Multiple Viewpoints

Studies based on the idea that multiple (subjective) viewpoints can be valid simultaneously, and that there is no absolute god’s-eye-view.

(However, not all viewpoints can be equally valid in all contexts, otherwise this is a destructively recursive line of thinking.)


Gift of the Gab

Use of language (and the associated linguistic techniques of style and content), which is effective in persuading its recipients to understand, believe or act on the intended message, independent of whether the message contains or references any formal argument (dialectical logic or otherwise) to support it.

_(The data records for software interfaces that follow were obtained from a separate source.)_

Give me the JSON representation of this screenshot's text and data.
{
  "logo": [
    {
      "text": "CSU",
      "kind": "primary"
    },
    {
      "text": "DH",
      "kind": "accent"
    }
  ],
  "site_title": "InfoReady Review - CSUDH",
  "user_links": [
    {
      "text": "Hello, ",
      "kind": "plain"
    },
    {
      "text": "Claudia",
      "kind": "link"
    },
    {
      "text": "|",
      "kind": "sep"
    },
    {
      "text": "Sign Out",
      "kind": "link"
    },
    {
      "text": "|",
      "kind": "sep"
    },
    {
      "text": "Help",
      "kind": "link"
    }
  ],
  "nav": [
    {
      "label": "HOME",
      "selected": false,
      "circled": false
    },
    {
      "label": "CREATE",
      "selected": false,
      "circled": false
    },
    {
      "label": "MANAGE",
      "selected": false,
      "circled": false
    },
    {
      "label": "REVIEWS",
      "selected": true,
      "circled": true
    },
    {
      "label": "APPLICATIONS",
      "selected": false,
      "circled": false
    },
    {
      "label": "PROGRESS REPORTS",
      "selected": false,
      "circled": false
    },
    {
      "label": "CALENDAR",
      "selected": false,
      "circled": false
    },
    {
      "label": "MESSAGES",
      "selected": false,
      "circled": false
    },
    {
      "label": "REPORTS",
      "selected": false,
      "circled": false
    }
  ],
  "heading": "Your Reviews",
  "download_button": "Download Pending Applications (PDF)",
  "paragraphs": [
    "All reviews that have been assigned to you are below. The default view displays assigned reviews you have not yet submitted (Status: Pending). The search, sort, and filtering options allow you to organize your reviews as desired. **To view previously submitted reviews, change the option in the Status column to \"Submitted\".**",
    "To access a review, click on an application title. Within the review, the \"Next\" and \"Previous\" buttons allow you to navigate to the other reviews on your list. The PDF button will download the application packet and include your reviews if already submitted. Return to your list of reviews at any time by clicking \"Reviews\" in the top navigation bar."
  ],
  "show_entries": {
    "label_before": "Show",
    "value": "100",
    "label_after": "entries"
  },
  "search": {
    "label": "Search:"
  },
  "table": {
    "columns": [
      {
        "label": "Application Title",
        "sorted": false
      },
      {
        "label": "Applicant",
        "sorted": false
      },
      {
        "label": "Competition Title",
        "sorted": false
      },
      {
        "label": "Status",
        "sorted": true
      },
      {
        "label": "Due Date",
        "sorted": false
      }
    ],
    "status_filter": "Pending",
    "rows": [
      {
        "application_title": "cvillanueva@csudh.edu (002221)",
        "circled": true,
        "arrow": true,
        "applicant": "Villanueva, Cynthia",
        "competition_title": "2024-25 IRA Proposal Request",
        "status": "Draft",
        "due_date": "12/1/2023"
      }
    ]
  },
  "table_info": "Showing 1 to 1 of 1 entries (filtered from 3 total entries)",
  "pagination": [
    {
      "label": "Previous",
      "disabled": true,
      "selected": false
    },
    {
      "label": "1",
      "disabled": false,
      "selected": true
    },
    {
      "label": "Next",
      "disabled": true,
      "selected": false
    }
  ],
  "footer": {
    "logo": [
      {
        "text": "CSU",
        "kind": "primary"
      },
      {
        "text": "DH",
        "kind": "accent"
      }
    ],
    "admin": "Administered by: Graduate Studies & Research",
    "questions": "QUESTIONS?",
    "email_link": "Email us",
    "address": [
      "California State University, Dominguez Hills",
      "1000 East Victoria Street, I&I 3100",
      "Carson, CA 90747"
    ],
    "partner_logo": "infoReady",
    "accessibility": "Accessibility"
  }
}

Often used pejoratively (empty rhetoric) to imply the absence of any such argument, despite historical roots of the term as a learned branch of philosophy or linguistics. Much vilified by the logical positivists since Aristotle / Plato et al. Implicit in the effectiveness of rhetoric is that the message in some way appeals to, or connects with, common sense or received wisdom already intrinsic in the receiver (observer). “I can believe that” or “That makes sense to me” without, or more likely before, any rationalisation of why.


Rules about Meaning

The rules about, or relationships between, what is actually meant (represented or signified) by some representation, and the representation itself, encoded or symbolic.



The Science of Semantics

The form and nature of meaning, and what makes things meaningful or significant.



Diagnosis by Inference

The study of what can be inferred from what is observed (originally medical). The study of how information, sensed as an apparent effect of a real world phenomenon (in context), relates to its objective (real) characteristics.



Logical Deduction

Deductive logical reasoning, normally from the general to the specific, involving two premises (one major and one minor) leading to a third conclusion. (See Dialectic)

Humans have two legs, I am a human, and therefore I have two legs.


Language Rules of Expression

The rules for valid structure (grammar) and symbols (words) used to express information in a given language or encoding implementation.



Classification Structure

That part of an Ontology concerned with structure according to the principles of classification of entities.